Dataset rows for apps and sites:

━━━━

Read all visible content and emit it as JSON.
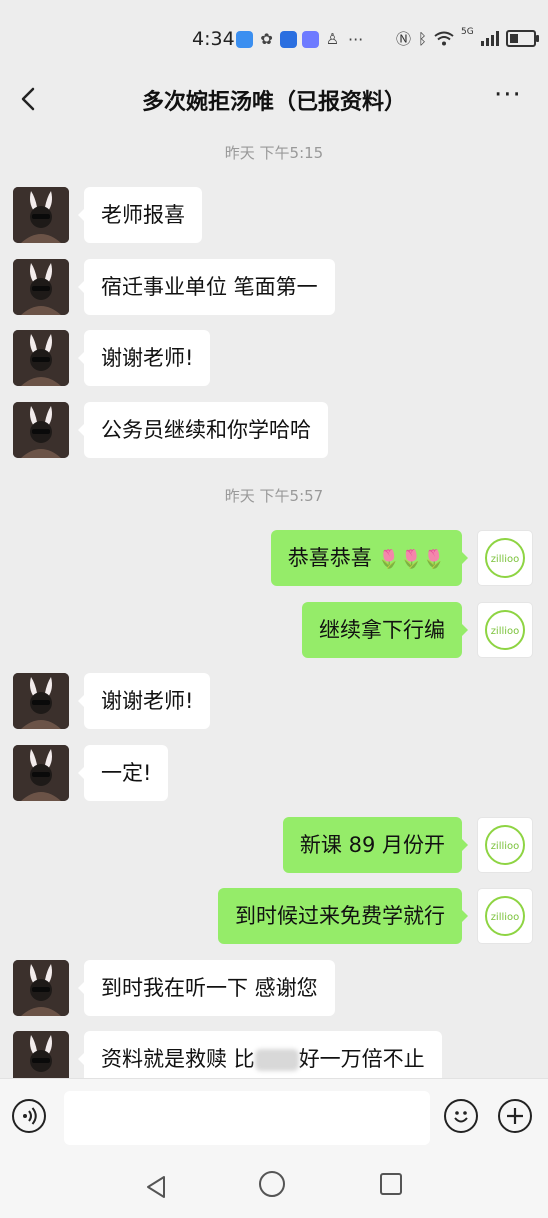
{
  "status_bar": {
    "time": "4:34",
    "dots": "···",
    "network_label": "5G"
  },
  "header": {
    "title": "多次婉拒汤唯（已报资料）",
    "more": "···"
  },
  "colors": {
    "background": "#ededed",
    "incoming_bubble": "#ffffff",
    "outgoing_bubble": "#95ec69",
    "timestamp": "#999999"
  },
  "messages": [
    {
      "type": "timestamp",
      "text": "昨天 下午5:15"
    },
    {
      "type": "incoming",
      "text": "老师报喜"
    },
    {
      "type": "incoming",
      "text": "宿迁事业单位 笔面第一"
    },
    {
      "type": "incoming",
      "text": "谢谢老师!"
    },
    {
      "type": "incoming",
      "text": "公务员继续和你学哈哈"
    },
    {
      "type": "timestamp",
      "text": "昨天 下午5:57"
    },
    {
      "type": "outgoing",
      "text": "恭喜恭喜",
      "emoji": "🌷🌷🌷"
    },
    {
      "type": "outgoing",
      "text": "继续拿下行编"
    },
    {
      "type": "incoming",
      "text": "谢谢老师!"
    },
    {
      "type": "incoming",
      "text": "一定!"
    },
    {
      "type": "outgoing",
      "text": "新课 89 月份开"
    },
    {
      "type": "outgoing",
      "text": "到时候过来免费学就行"
    },
    {
      "type": "incoming",
      "text": "到时我在听一下  感谢您"
    },
    {
      "type": "incoming",
      "text_before": "资料就是救赎 比",
      "text_after": "好一万倍不止"
    }
  ],
  "outgoing_avatar_text": "zillioo",
  "icons": [
    "back-icon",
    "more-icon",
    "voice-icon",
    "emoji-icon",
    "plus-icon",
    "nav-back-icon",
    "nav-home-icon",
    "nav-recent-icon"
  ]
}
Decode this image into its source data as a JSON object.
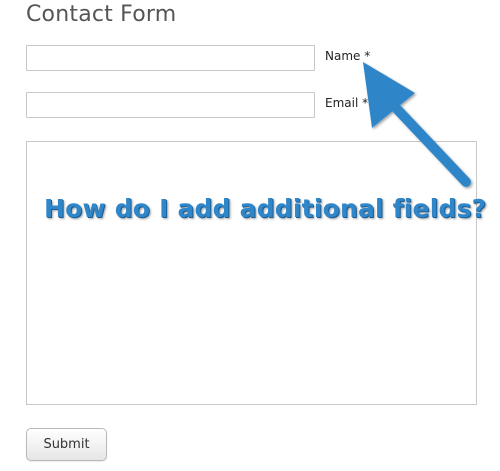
{
  "form": {
    "title": "Contact Form",
    "name_label": "Name *",
    "name_value": "",
    "email_label": "Email *",
    "email_value": "",
    "message_value": "",
    "submit_label": "Submit"
  },
  "annotation": {
    "text": "How do I add additional fields?",
    "color": "#2f86c9",
    "arrow_icon": "arrow-up-left-icon"
  }
}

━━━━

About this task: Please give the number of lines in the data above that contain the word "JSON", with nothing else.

Response to the exercise: 2